Architects take the design of public parking to a whole new level in Wayzata, Minnesota

By Joel Hoekstra

The City of Wayzata, located a dozen miles west of Minneapolis on Lake Minnetonka, has always been a popular destination. A century ago, visitors from the Twin Cities and more distant places arrived by train, eager to indulge in the pleasures of swimming, fishing, boating, and strolling at the lake. Today, the tony restaurants, bakeries, boutiques, and workout studios along Lake Street, the town’s main thoroughfare, draw crowds that mostly arrive by car, truck, or SUV.

The result, until recently, was congestion—and a parking problem. Street parking was limited, and the available surface lots were few and sometimes crumbling. In search of a solution to the parking shortage, city officials began exploring the possibility of adding a parking ramp on Mill Street, a block north of Lake Street. But a plan to erect a three-story structure on Mill Street quickly ran into opposition. “Wayzata likes its small-town scale,” says Jeff Thomson, the city’s director of planning and building. “There was a general concern that this large parking ramp would be out of scale with the developments around it.”

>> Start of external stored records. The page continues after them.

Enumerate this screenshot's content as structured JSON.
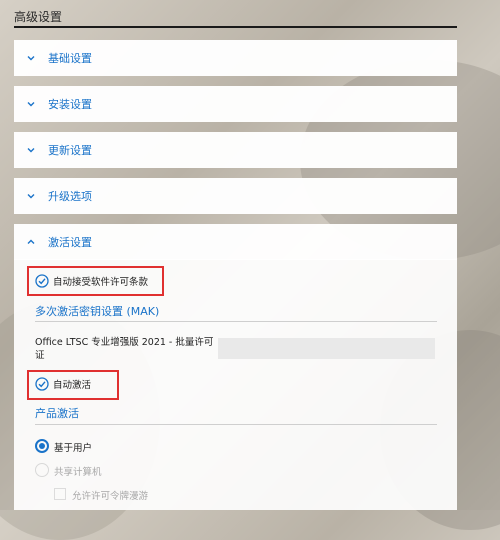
{
  "header": {
    "title": "高级设置"
  },
  "sections": [
    {
      "label": "基础设置"
    },
    {
      "label": "安装设置"
    },
    {
      "label": "更新设置"
    },
    {
      "label": "升级选项"
    },
    {
      "label": "激活设置"
    }
  ],
  "activation": {
    "auto_accept_label": "自动接受软件许可条款",
    "mak_heading": "多次激活密钥设置 (MAK)",
    "office_label": "Office LTSC 专业增强版 2021 - 批量许可证",
    "office_value": "",
    "auto_activate_label": "自动激活",
    "product_activation_heading": "产品激活",
    "radio_user_label": "基于用户",
    "radio_shared_label": "共享计算机",
    "allow_roaming_label": "允许许可令牌漫游"
  },
  "colors": {
    "accent": "#1a73c9",
    "highlight": "#e03030"
  }
}
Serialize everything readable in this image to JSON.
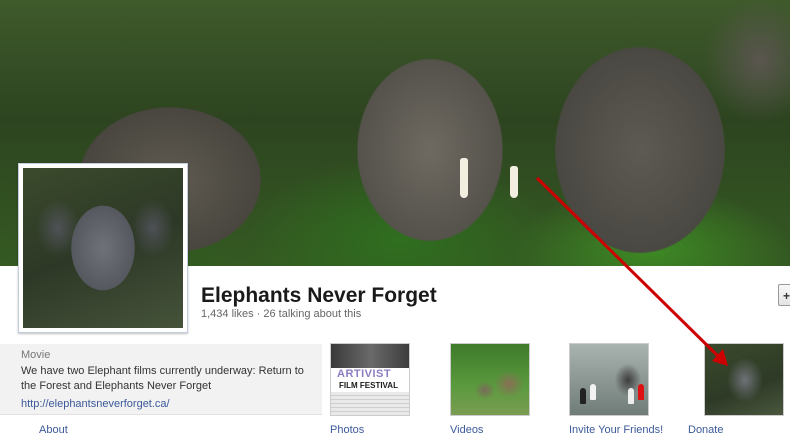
{
  "page": {
    "title": "Elephants Never Forget",
    "stats": "1,434 likes · 26 talking about this",
    "like_button": "+"
  },
  "about": {
    "heading": "Movie",
    "description": "We have two Elephant films currently underway: Return to the Forest and Elephants Never Forget",
    "link": "http://elephantsneverforget.ca/",
    "tab_label": "About"
  },
  "tabs": [
    {
      "label": "Photos",
      "poster_title": "ARTIVIST",
      "poster_subtitle": "FILM FESTIVAL"
    },
    {
      "label": "Videos"
    },
    {
      "label": "Invite Your Friends!"
    },
    {
      "label": "Donate"
    }
  ],
  "colors": {
    "link": "#3b5998",
    "annotation_arrow": "#cc0000"
  }
}
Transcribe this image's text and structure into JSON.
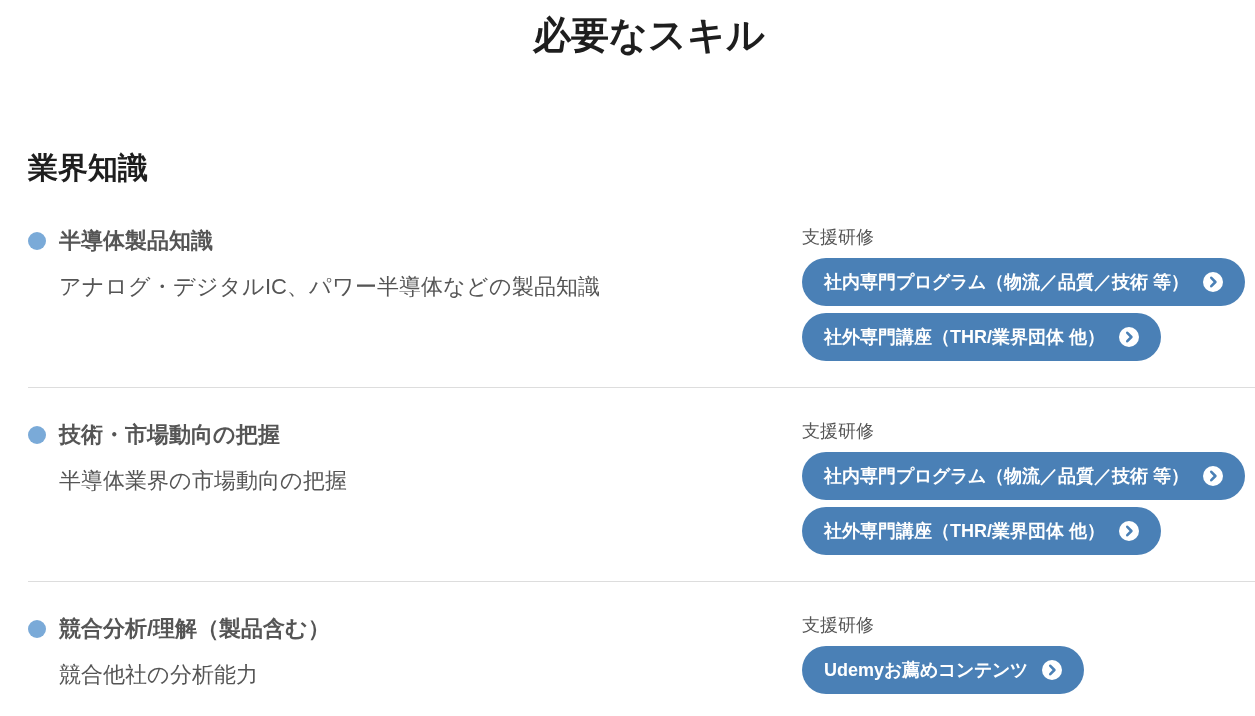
{
  "title": "必要なスキル",
  "sections": [
    {
      "heading": "業界知識",
      "skills": [
        {
          "name": "半導体製品知識",
          "description": "アナログ・デジタルIC、パワー半導体などの製品知識",
          "support_label": "支援研修",
          "trainings": [
            "社内専門プログラム（物流／品質／技術 等）",
            "社外専門講座（THR/業界団体 他）"
          ]
        },
        {
          "name": "技術・市場動向の把握",
          "description": "半導体業界の市場動向の把握",
          "support_label": "支援研修",
          "trainings": [
            "社内専門プログラム（物流／品質／技術 等）",
            "社外専門講座（THR/業界団体 他）"
          ]
        },
        {
          "name": "競合分析/理解（製品含む）",
          "description": "競合他社の分析能力",
          "support_label": "支援研修",
          "trainings": [
            "Udemyお薦めコンテンツ"
          ]
        }
      ]
    }
  ]
}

The project seemed to be at an impasse until Minneapolis-based HGA Architects and Engineers facilitated a charrette suggesting some alternative solutions. What ultimately emerged was a design that was more elegant and compact than anyone had imagined it could be.

Initially, city officials hoped to build a pedestrian plaza alongside the structure, a place where farmer’s markets and street festivals could be staged. But that idea was complicated by the fact that many businesses had service entrances on Mill Street. HGA proposed a new scenario: If the space reserved for the plaza were used to enlarge the surface area for parking, the upper parking tier could be removed. Public opinion quickly coalesced around that approach.

The 385-stall structure was completed last summer. “Essentially, it’s a single parking tray above a surface lot,” says HGA principal Victor Pechaty, AIA. Clad in sections of dark-gray brick, the exterior contrasts with the lighter-stone and buff-colored buildings along Lake Street. The entrances to the lower level are lined with perforated-metal screens backlit by LEDs, giving drivers a clear sense of navigation even in the dead of night. Because the structure is built into a slope, HGA was able to give the upper level its own entry, off a side street. The omission of a ramp between levels freed up space for additional stalls.

Ventilation and security are often issues in parking ramps. HGA addressed both by making the lower level somewhat porous: Openings in the walls allow exhaust to exit the building without mechanical interventions, while also allowing view and acoustical porosity as safety measures. Wood slats installed in the voids only partly block the view in and out. “The slatted wood aesthetic is reminiscent of the ubiquitous boat docks you see on Lake Minnetonka,” says Pechaty.

For the most part, the structure was designed to recede into the downtown environment. The architects kept lighting on the second level low to the ground, and they angled it in a way that minimizes light pollution for the residences on the hill above. But the building couldn’t be invisible. The design places pedestrian entrances and staircases where they can easily be seen through visual corridors from Lake Street. Finding your way back to your car is intuitive.

“The project achieved all of our objectives,” says Thomson. “We more than doubled the available parking on the site, and what’s more, the design hit it out of the ballpark.”

Location: Wayzata, Minnesota
Client: City of Wayzata
Architect and landscape architect: HGA Architects and Engineers
Principal-in-charge: Mia Blanchett, AIA
Project lead designer: Victor Pechaty, AIA
General contractor: Adolfson & Peterson Construction
Size: 91,840 square feet (385 spaces)
Cost: $8.7 million
Completion: July 2017
Photographer: Pete Sieger

“This is what design is all about: Taking a mundane program and making something so much more with it. We loved everything about this project, right down to how that stair negotiates the corner with the massing, and the use of the broken rocks around the edge—a really nice touch.”
—Hao Ko, AIA